Work to be completed. Each line below must be reproduced exactly as it stands. Pictures stay out of the copy.

Entries shown.
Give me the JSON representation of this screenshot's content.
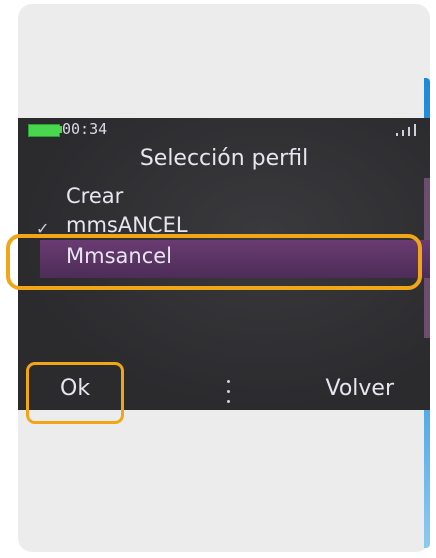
{
  "phone": {
    "status": {
      "time": "00:34",
      "battery_icon": "battery-icon",
      "signal_icon": "signal-icon"
    },
    "title": "Selección perfil",
    "menu": [
      {
        "label": "Crear",
        "checked": false,
        "selected": false
      },
      {
        "label": "mmsANCEL",
        "checked": true,
        "selected": false
      },
      {
        "label": "Mmsancel",
        "checked": false,
        "selected": true
      }
    ],
    "softkeys": {
      "left": "Ok",
      "right": "Volver"
    }
  },
  "colors": {
    "highlight": "#f0a616",
    "selection": "#6a3b72",
    "screen_bg": "#2e2e31",
    "battery": "#4bd650",
    "accent_edge": "#1f8ad8"
  }
}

Result.
Give me the JSON representation of this screenshot's content.
{
  "phone": {
    "status": {
      "time": "00:34",
      "battery_icon": "battery-icon",
      "signal_icon": "signal-icon"
    },
    "title": "Selección perfil",
    "menu": [
      {
        "label": "Crear",
        "checked": false,
        "selected": false
      },
      {
        "label": "mmsANCEL",
        "checked": true,
        "selected": false
      },
      {
        "label": "Mmsancel",
        "checked": false,
        "selected": true
      }
    ],
    "softkeys": {
      "left": "Ok",
      "right": "Volver"
    }
  },
  "colors": {
    "highlight": "#f0a616",
    "selection": "#6a3b72",
    "screen_bg": "#2e2e31",
    "battery": "#4bd650",
    "accent_edge": "#1f8ad8"
  }
}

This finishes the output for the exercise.